> **WHAT THE TASK REQUIRES**:
Your answer must be an exact copy of all the entries.

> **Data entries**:
____

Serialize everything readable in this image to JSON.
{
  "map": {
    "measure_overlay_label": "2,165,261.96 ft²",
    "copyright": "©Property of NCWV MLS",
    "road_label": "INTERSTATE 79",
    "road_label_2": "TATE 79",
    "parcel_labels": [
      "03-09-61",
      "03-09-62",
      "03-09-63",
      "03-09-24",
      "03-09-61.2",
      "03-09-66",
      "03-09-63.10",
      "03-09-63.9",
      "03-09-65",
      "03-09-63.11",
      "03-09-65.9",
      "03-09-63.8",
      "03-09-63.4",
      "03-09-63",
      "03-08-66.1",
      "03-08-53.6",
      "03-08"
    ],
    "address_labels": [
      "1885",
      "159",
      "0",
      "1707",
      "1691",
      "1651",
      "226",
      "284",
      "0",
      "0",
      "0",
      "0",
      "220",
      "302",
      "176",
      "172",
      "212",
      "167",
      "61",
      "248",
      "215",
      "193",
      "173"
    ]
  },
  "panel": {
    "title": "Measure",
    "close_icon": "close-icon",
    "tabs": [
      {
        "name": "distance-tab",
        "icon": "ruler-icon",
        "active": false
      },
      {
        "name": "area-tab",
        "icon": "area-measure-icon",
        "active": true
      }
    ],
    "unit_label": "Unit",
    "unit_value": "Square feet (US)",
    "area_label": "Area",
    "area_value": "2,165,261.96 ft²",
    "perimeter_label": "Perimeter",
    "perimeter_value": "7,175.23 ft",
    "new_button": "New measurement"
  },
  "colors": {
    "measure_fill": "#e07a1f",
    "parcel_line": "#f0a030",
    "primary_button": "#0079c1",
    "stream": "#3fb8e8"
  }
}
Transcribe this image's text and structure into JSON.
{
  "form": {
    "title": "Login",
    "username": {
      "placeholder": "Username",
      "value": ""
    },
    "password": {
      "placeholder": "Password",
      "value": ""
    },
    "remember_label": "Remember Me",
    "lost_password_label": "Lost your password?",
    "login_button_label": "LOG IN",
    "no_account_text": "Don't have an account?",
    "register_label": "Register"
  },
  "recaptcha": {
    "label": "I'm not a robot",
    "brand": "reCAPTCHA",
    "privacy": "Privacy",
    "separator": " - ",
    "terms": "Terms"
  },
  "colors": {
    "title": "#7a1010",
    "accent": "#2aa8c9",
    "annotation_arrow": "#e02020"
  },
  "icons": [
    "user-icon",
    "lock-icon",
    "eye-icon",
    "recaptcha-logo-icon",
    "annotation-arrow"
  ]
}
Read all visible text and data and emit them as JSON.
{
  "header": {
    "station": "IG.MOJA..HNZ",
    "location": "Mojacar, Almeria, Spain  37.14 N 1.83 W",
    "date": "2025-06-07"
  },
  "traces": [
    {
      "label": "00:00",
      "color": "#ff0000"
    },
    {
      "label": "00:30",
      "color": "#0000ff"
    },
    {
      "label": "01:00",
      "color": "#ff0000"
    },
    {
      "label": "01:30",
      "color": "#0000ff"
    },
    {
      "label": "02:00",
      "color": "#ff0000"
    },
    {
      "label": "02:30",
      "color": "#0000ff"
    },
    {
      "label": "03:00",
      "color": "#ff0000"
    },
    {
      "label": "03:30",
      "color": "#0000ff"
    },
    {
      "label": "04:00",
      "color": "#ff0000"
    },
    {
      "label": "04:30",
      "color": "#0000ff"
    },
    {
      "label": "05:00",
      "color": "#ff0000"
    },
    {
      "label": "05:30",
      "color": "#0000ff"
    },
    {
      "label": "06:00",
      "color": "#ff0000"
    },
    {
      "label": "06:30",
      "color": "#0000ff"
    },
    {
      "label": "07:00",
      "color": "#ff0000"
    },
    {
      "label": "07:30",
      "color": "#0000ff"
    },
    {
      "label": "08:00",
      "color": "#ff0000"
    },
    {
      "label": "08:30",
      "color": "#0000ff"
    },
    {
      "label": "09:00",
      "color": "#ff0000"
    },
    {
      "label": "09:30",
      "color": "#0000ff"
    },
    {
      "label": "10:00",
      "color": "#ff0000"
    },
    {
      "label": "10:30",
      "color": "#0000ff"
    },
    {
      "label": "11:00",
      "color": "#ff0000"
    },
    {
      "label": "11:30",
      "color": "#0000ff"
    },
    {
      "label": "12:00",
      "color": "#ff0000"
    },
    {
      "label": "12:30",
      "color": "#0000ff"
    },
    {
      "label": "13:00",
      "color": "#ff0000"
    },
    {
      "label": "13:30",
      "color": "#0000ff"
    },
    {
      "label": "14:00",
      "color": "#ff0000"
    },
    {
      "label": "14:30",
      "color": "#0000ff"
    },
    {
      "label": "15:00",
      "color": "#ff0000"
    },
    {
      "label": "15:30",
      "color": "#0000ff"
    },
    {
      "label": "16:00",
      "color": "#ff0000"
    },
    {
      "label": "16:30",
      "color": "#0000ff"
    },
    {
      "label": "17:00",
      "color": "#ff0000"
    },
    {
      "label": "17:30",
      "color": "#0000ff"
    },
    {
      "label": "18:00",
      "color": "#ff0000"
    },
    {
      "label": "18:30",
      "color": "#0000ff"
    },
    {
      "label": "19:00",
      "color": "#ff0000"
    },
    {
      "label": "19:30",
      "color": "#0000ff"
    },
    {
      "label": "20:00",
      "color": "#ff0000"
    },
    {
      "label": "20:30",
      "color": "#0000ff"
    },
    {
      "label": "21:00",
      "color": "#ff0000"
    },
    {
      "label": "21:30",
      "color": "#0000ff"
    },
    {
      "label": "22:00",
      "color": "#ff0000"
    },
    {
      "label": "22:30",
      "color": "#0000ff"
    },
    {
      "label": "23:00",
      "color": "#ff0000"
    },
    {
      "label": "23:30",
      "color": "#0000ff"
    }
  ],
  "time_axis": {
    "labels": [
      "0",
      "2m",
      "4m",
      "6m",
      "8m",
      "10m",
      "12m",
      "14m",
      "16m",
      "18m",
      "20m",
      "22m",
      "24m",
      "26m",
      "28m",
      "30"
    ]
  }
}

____

> **ANSWER TO THIS PROBLEM**:
Serialize everything readable in this image to JSON.
{
  "map": {
    "measure_overlay_label": "2,165,261.96 ft²",
    "copyright": "©Property of NCWV MLS",
    "road_label": "INTERSTATE 79",
    "road_label_2": "TATE 79",
    "parcel_labels": [
      "03-09-61",
      "03-09-62",
      "03-09-63",
      "03-09-24",
      "03-09-61.2",
      "03-09-66",
      "03-09-63.10",
      "03-09-63.9",
      "03-09-65",
      "03-09-63.11",
      "03-09-65.9",
      "03-09-63.8",
      "03-09-63.4",
      "03-09-63",
      "03-08-66.1",
      "03-08-53.6",
      "03-08"
    ],
    "address_labels": [
      "1885",
      "159",
      "0",
      "1707",
      "1691",
      "1651",
      "226",
      "284",
      "0",
      "0",
      "0",
      "0",
      "220",
      "302",
      "176",
      "172",
      "212",
      "167",
      "61",
      "248",
      "215",
      "193",
      "173"
    ]
  },
  "panel": {
    "title": "Measure",
    "close_icon": "close-icon",
    "tabs": [
      {
        "name": "distance-tab",
        "icon": "ruler-icon",
        "active": false
      },
      {
        "name": "area-tab",
        "icon": "area-measure-icon",
        "active": true
      }
    ],
    "unit_label": "Unit",
    "unit_value": "Square feet (US)",
    "area_label": "Area",
    "area_value": "2,165,261.96 ft²",
    "perimeter_label": "Perimeter",
    "perimeter_value": "7,175.23 ft",
    "new_button": "New measurement"
  },
  "colors": {
    "measure_fill": "#e07a1f",
    "parcel_line": "#f0a030",
    "primary_button": "#0079c1",
    "stream": "#3fb8e8"
  }
}
Transcribe this image's text and structure into JSON.
{
  "form": {
    "title": "Login",
    "username": {
      "placeholder": "Username",
      "value": ""
    },
    "password": {
      "placeholder": "Password",
      "value": ""
    },
    "remember_label": "Remember Me",
    "lost_password_label": "Lost your password?",
    "login_button_label": "LOG IN",
    "no_account_text": "Don't have an account?",
    "register_label": "Register"
  },
  "recaptcha": {
    "label": "I'm not a robot",
    "brand": "reCAPTCHA",
    "privacy": "Privacy",
    "separator": " - ",
    "terms": "Terms"
  },
  "colors": {
    "title": "#7a1010",
    "accent": "#2aa8c9",
    "annotation_arrow": "#e02020"
  },
  "icons": [
    "user-icon",
    "lock-icon",
    "eye-icon",
    "recaptcha-logo-icon",
    "annotation-arrow"
  ]
}
Read all visible text and data and emit them as JSON.
{
  "header": {
    "station": "IG.MOJA..HNZ",
    "location": "Mojacar, Almeria, Spain  37.14 N 1.83 W",
    "date": "2025-06-07"
  },
  "traces": [
    {
      "label": "00:00",
      "color": "#ff0000"
    },
    {
      "label": "00:30",
      "color": "#0000ff"
    },
    {
      "label": "01:00",
      "color": "#ff0000"
    },
    {
      "label": "01:30",
      "color": "#0000ff"
    },
    {
      "label": "02:00",
      "color": "#ff0000"
    },
    {
      "label": "02:30",
      "color": "#0000ff"
    },
    {
      "label": "03:00",
      "color": "#ff0000"
    },
    {
      "label": "03:30",
      "color": "#0000ff"
    },
    {
      "label": "04:00",
      "color": "#ff0000"
    },
    {
      "label": "04:30",
      "color": "#0000ff"
    },
    {
      "label": "05:00",
      "color": "#ff0000"
    },
    {
      "label": "05:30",
      "color": "#0000ff"
    },
    {
      "label": "06:00",
      "color": "#ff0000"
    },
    {
      "label": "06:30",
      "color": "#0000ff"
    },
    {
      "label": "07:00",
      "color": "#ff0000"
    },
    {
      "label": "07:30",
      "color": "#0000ff"
    },
    {
      "label": "08:00",
      "color": "#ff0000"
    },
    {
      "label": "08:30",
      "color": "#0000ff"
    },
    {
      "label": "09:00",
      "color": "#ff0000"
    },
    {
      "label": "09:30",
      "color": "#0000ff"
    },
    {
      "label": "10:00",
      "color": "#ff0000"
    },
    {
      "label": "10:30",
      "color": "#0000ff"
    },
    {
      "label": "11:00",
      "color": "#ff0000"
    },
    {
      "label": "11:30",
      "color": "#0000ff"
    },
    {
      "label": "12:00",
      "color": "#ff0000"
    },
    {
      "label": "12:30",
      "color": "#0000ff"
    },
    {
      "label": "13:00",
      "color": "#ff0000"
    },
    {
      "label": "13:30",
      "color": "#0000ff"
    },
    {
      "label": "14:00",
      "color": "#ff0000"
    },
    {
      "label": "14:30",
      "color": "#0000ff"
    },
    {
      "label": "15:00",
      "color": "#ff0000"
    },
    {
      "label": "15:30",
      "color": "#0000ff"
    },
    {
      "label": "16:00",
      "color": "#ff0000"
    },
    {
      "label": "16:30",
      "color": "#0000ff"
    },
    {
      "label": "17:00",
      "color": "#ff0000"
    },
    {
      "label": "17:30",
      "color": "#0000ff"
    },
    {
      "label": "18:00",
      "color": "#ff0000"
    },
    {
      "label": "18:30",
      "color": "#0000ff"
    },
    {
      "label": "19:00",
      "color": "#ff0000"
    },
    {
      "label": "19:30",
      "color": "#0000ff"
    },
    {
      "label": "20:00",
      "color": "#ff0000"
    },
    {
      "label": "20:30",
      "color": "#0000ff"
    },
    {
      "label": "21:00",
      "color": "#ff0000"
    },
    {
      "label": "21:30",
      "color": "#0000ff"
    },
    {
      "label": "22:00",
      "color": "#ff0000"
    },
    {
      "label": "22:30",
      "color": "#0000ff"
    },
    {
      "label": "23:00",
      "color": "#ff0000"
    },
    {
      "label": "23:30",
      "color": "#0000ff"
    }
  ],
  "time_axis": {
    "labels": [
      "0",
      "2m",
      "4m",
      "6m",
      "8m",
      "10m",
      "12m",
      "14m",
      "16m",
      "18m",
      "20m",
      "22m",
      "24m",
      "26m",
      "28m",
      "30"
    ]
  }
}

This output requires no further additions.